Print the listing as it stands, omitting all images.

══ Material shown

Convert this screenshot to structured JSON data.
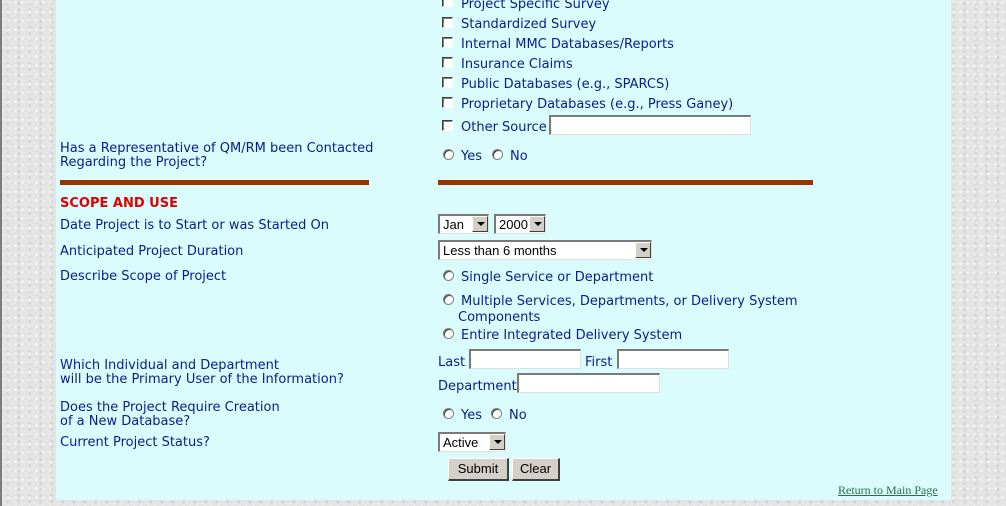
{
  "data_sources": [
    {
      "label": "Project Specific Survey"
    },
    {
      "label": "Standardized Survey"
    },
    {
      "label": "Internal MMC Databases/Reports"
    },
    {
      "label": "Insurance Claims"
    },
    {
      "label": "Public Databases (e.g., SPARCS)"
    },
    {
      "label": "Proprietary Databases (e.g., Press Ganey)"
    },
    {
      "label": "Other Source"
    }
  ],
  "qm_question": {
    "line1": "Has a Representative of QM/RM been Contacted",
    "line2": "Regarding the Project?",
    "yes": "Yes",
    "no": "No"
  },
  "scope": {
    "heading": "SCOPE AND USE",
    "date_label": "Date Project is to Start or was Started On",
    "month": "Jan",
    "year": "2000",
    "duration_label": "Anticipated Project Duration",
    "duration_value": "Less than 6 months",
    "describe_label": "Describe Scope of Project",
    "option1": "Single Service or Department",
    "option2_line1": "Multiple Services, Departments, or Delivery System",
    "option2_line2": "Components",
    "option3": "Entire Integrated Delivery System",
    "user_line1": "Which Individual and Department",
    "user_line2": "will be the Primary User of the Information?",
    "last_label": "Last",
    "first_label": "First",
    "dept_label": "Department",
    "db_line1": "Does the Project Require Creation",
    "db_line2": "of a New Database?",
    "db_yes": "Yes",
    "db_no": "No",
    "status_label": "Current Project Status?",
    "status_value": "Active"
  },
  "actions": {
    "submit": "Submit",
    "clear": "Clear",
    "return_link": "Return to Main Page"
  }
}
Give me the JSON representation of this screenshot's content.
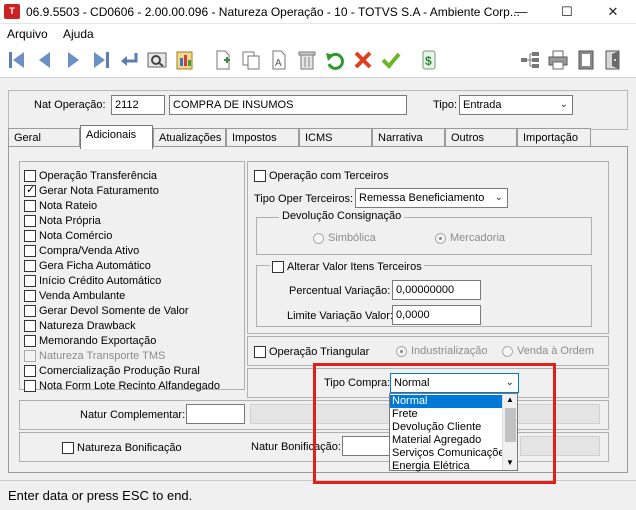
{
  "window": {
    "title": "06.9.5503 - CD0606 - 2.00.00.096 - Natureza Operação - 10 - TOTVS S.A - Ambiente Corp...",
    "app_icon": "totvs-logo",
    "minimize": "—",
    "maximize": "☐",
    "close": "✕"
  },
  "menu": {
    "items": [
      "Arquivo",
      "Ajuda"
    ]
  },
  "toolbar": {
    "icons": [
      "first-record-icon",
      "previous-record-icon",
      "next-record-icon",
      "last-record-icon",
      "return-icon",
      "view-icon",
      "report-icon",
      "new-document-icon",
      "copy-icon",
      "edit-text-icon",
      "delete-icon",
      "undo-icon",
      "cancel-icon",
      "confirm-icon",
      "currency-icon",
      "tree-icon",
      "print-icon",
      "manual-icon",
      "exit-icon"
    ]
  },
  "header": {
    "nat_label": "Nat Operação:",
    "nat_code": "2112",
    "nat_desc": "COMPRA DE INSUMOS",
    "tipo_label": "Tipo:",
    "tipo_value": "Entrada"
  },
  "tabs": [
    "Geral",
    "Adicionais",
    "Atualizações",
    "Impostos",
    "ICMS",
    "Narrativa",
    "Outros",
    "Importação"
  ],
  "active_tab": "Adicionais",
  "options": [
    {
      "label": "Operação Transferência",
      "checked": false,
      "disabled": false
    },
    {
      "label": "Gerar Nota Faturamento",
      "checked": true,
      "disabled": false
    },
    {
      "label": "Nota Rateio",
      "checked": false,
      "disabled": false
    },
    {
      "label": "Nota Própria",
      "checked": false,
      "disabled": false
    },
    {
      "label": "Nota Comércio",
      "checked": false,
      "disabled": false
    },
    {
      "label": "Compra/Venda Ativo",
      "checked": false,
      "disabled": false
    },
    {
      "label": "Gera Ficha Automático",
      "checked": false,
      "disabled": false
    },
    {
      "label": "Início Crédito Automático",
      "checked": false,
      "disabled": false
    },
    {
      "label": "Venda Ambulante",
      "checked": false,
      "disabled": false
    },
    {
      "label": "Gerar Devol Somente de Valor",
      "checked": false,
      "disabled": false
    },
    {
      "label": "Natureza Drawback",
      "checked": false,
      "disabled": false
    },
    {
      "label": "Memorando Exportação",
      "checked": false,
      "disabled": false
    },
    {
      "label": "Natureza Transporte TMS",
      "checked": false,
      "disabled": true
    },
    {
      "label": "Comercialização Produção Rural",
      "checked": false,
      "disabled": false
    },
    {
      "label": "Nota Form Lote Recinto Alfandegado",
      "checked": false,
      "disabled": false
    }
  ],
  "terceiros": {
    "op_label": "Operação com Terceiros",
    "tipo_label": "Tipo Oper Terceiros:",
    "tipo_value": "Remessa Beneficiamento",
    "devolucao_legend": "Devolução Consignação",
    "radio_simbolica": "Simbólica",
    "radio_mercadoria": "Mercadoria",
    "alterar_label": "Alterar Valor Itens Terceiros",
    "percentual_label": "Percentual Variação:",
    "percentual_value": "0,00000000",
    "limite_label": "Limite Variação Valor:",
    "limite_value": "0,0000"
  },
  "triangular": {
    "label": "Operação Triangular",
    "radio_industrializacao": "Industrialização",
    "radio_venda": "Venda à Ordem"
  },
  "compra": {
    "label": "Tipo Compra:",
    "value": "Normal",
    "options": [
      "Normal",
      "Frete",
      "Devolução Cliente",
      "Material Agregado",
      "Serviços Comunicações",
      "Energia Elétrica"
    ]
  },
  "natur_complementar_label": "Natur Complementar:",
  "natur_complementar_value": "",
  "bonificacao": {
    "checkbox_label": "Natureza Bonificação",
    "natur_label": "Natur Bonificação:",
    "natur_value": ""
  },
  "status": "Enter data or press ESC to end."
}
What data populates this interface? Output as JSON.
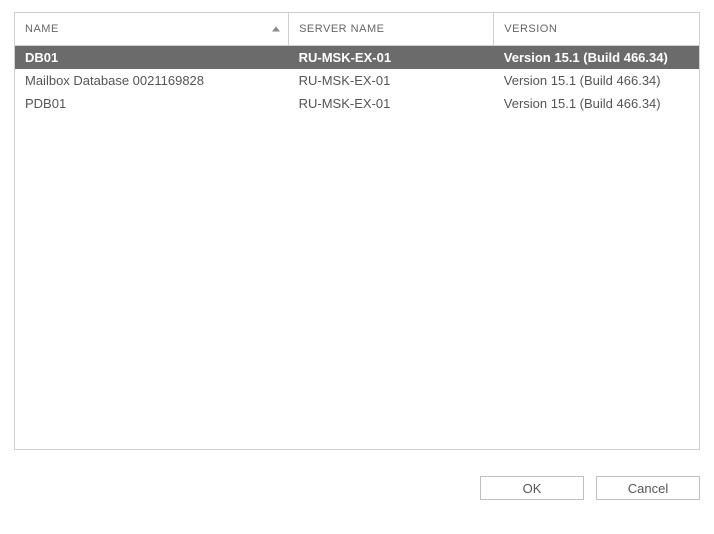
{
  "columns": {
    "name": "NAME",
    "server": "SERVER NAME",
    "version": "VERSION"
  },
  "rows": [
    {
      "name": "DB01",
      "server": "RU-MSK-EX-01",
      "version": "Version 15.1 (Build 466.34)",
      "selected": true
    },
    {
      "name": "Mailbox Database 0021169828",
      "server": "RU-MSK-EX-01",
      "version": "Version 15.1 (Build 466.34)",
      "selected": false
    },
    {
      "name": "PDB01",
      "server": "RU-MSK-EX-01",
      "version": "Version 15.1 (Build 466.34)",
      "selected": false
    }
  ],
  "buttons": {
    "ok": "OK",
    "cancel": "Cancel"
  }
}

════

▶ [Solution to this task]
Convert this screenshot to structured JSON data.
{
  "data_sources": [
    {
      "label": "Project Specific Survey"
    },
    {
      "label": "Standardized Survey"
    },
    {
      "label": "Internal MMC Databases/Reports"
    },
    {
      "label": "Insurance Claims"
    },
    {
      "label": "Public Databases (e.g., SPARCS)"
    },
    {
      "label": "Proprietary Databases (e.g., Press Ganey)"
    },
    {
      "label": "Other Source"
    }
  ],
  "qm_question": {
    "line1": "Has a Representative of QM/RM been Contacted",
    "line2": "Regarding the Project?",
    "yes": "Yes",
    "no": "No"
  },
  "scope": {
    "heading": "SCOPE AND USE",
    "date_label": "Date Project is to Start or was Started On",
    "month": "Jan",
    "year": "2000",
    "duration_label": "Anticipated Project Duration",
    "duration_value": "Less than 6 months",
    "describe_label": "Describe Scope of Project",
    "option1": "Single Service or Department",
    "option2_line1": "Multiple Services, Departments, or Delivery System",
    "option2_line2": "Components",
    "option3": "Entire Integrated Delivery System",
    "user_line1": "Which Individual and Department",
    "user_line2": "will be the Primary User of the Information?",
    "last_label": "Last",
    "first_label": "First",
    "dept_label": "Department",
    "db_line1": "Does the Project Require Creation",
    "db_line2": "of a New Database?",
    "db_yes": "Yes",
    "db_no": "No",
    "status_label": "Current Project Status?",
    "status_value": "Active"
  },
  "actions": {
    "submit": "Submit",
    "clear": "Clear",
    "return_link": "Return to Main Page"
  }
}
Give me the JSON representation of this screenshot's content.
{
  "window": {
    "title": "06.9.5503 - CD0606 - 2.00.00.096 - Natureza Operação - 10 - TOTVS S.A - Ambiente Corp...",
    "app_icon": "totvs-logo",
    "minimize": "—",
    "maximize": "☐",
    "close": "✕"
  },
  "menu": {
    "items": [
      "Arquivo",
      "Ajuda"
    ]
  },
  "toolbar": {
    "icons": [
      "first-record-icon",
      "previous-record-icon",
      "next-record-icon",
      "last-record-icon",
      "return-icon",
      "view-icon",
      "report-icon",
      "new-document-icon",
      "copy-icon",
      "edit-text-icon",
      "delete-icon",
      "undo-icon",
      "cancel-icon",
      "confirm-icon",
      "currency-icon",
      "tree-icon",
      "print-icon",
      "manual-icon",
      "exit-icon"
    ]
  },
  "header": {
    "nat_label": "Nat Operação:",
    "nat_code": "2112",
    "nat_desc": "COMPRA DE INSUMOS",
    "tipo_label": "Tipo:",
    "tipo_value": "Entrada"
  },
  "tabs": [
    "Geral",
    "Adicionais",
    "Atualizações",
    "Impostos",
    "ICMS",
    "Narrativa",
    "Outros",
    "Importação"
  ],
  "active_tab": "Adicionais",
  "options": [
    {
      "label": "Operação Transferência",
      "checked": false,
      "disabled": false
    },
    {
      "label": "Gerar Nota Faturamento",
      "checked": true,
      "disabled": false
    },
    {
      "label": "Nota Rateio",
      "checked": false,
      "disabled": false
    },
    {
      "label": "Nota Própria",
      "checked": false,
      "disabled": false
    },
    {
      "label": "Nota Comércio",
      "checked": false,
      "disabled": false
    },
    {
      "label": "Compra/Venda Ativo",
      "checked": false,
      "disabled": false
    },
    {
      "label": "Gera Ficha Automático",
      "checked": false,
      "disabled": false
    },
    {
      "label": "Início Crédito Automático",
      "checked": false,
      "disabled": false
    },
    {
      "label": "Venda Ambulante",
      "checked": false,
      "disabled": false
    },
    {
      "label": "Gerar Devol Somente de Valor",
      "checked": false,
      "disabled": false
    },
    {
      "label": "Natureza Drawback",
      "checked": false,
      "disabled": false
    },
    {
      "label": "Memorando Exportação",
      "checked": false,
      "disabled": false
    },
    {
      "label": "Natureza Transporte TMS",
      "checked": false,
      "disabled": true
    },
    {
      "label": "Comercialização Produção Rural",
      "checked": false,
      "disabled": false
    },
    {
      "label": "Nota Form Lote Recinto Alfandegado",
      "checked": false,
      "disabled": false
    }
  ],
  "terceiros": {
    "op_label": "Operação com Terceiros",
    "tipo_label": "Tipo Oper Terceiros:",
    "tipo_value": "Remessa Beneficiamento",
    "devolucao_legend": "Devolução Consignação",
    "radio_simbolica": "Simbólica",
    "radio_mercadoria": "Mercadoria",
    "alterar_label": "Alterar Valor Itens Terceiros",
    "percentual_label": "Percentual Variação:",
    "percentual_value": "0,00000000",
    "limite_label": "Limite Variação Valor:",
    "limite_value": "0,0000"
  },
  "triangular": {
    "label": "Operação Triangular",
    "radio_industrializacao": "Industrialização",
    "radio_venda": "Venda à Ordem"
  },
  "compra": {
    "label": "Tipo Compra:",
    "value": "Normal",
    "options": [
      "Normal",
      "Frete",
      "Devolução Cliente",
      "Material Agregado",
      "Serviços Comunicações",
      "Energia Elétrica"
    ]
  },
  "natur_complementar_label": "Natur Complementar:",
  "natur_complementar_value": "",
  "bonificacao": {
    "checkbox_label": "Natureza Bonificação",
    "natur_label": "Natur Bonificação:",
    "natur_value": ""
  },
  "status": "Enter data or press ESC to end."
}
What data populates this interface? Output as JSON.
{
  "columns": {
    "name": "NAME",
    "server": "SERVER NAME",
    "version": "VERSION"
  },
  "rows": [
    {
      "name": "DB01",
      "server": "RU-MSK-EX-01",
      "version": "Version 15.1 (Build 466.34)",
      "selected": true
    },
    {
      "name": "Mailbox Database 0021169828",
      "server": "RU-MSK-EX-01",
      "version": "Version 15.1 (Build 466.34)",
      "selected": false
    },
    {
      "name": "PDB01",
      "server": "RU-MSK-EX-01",
      "version": "Version 15.1 (Build 466.34)",
      "selected": false
    }
  ],
  "buttons": {
    "ok": "OK",
    "cancel": "Cancel"
  }
}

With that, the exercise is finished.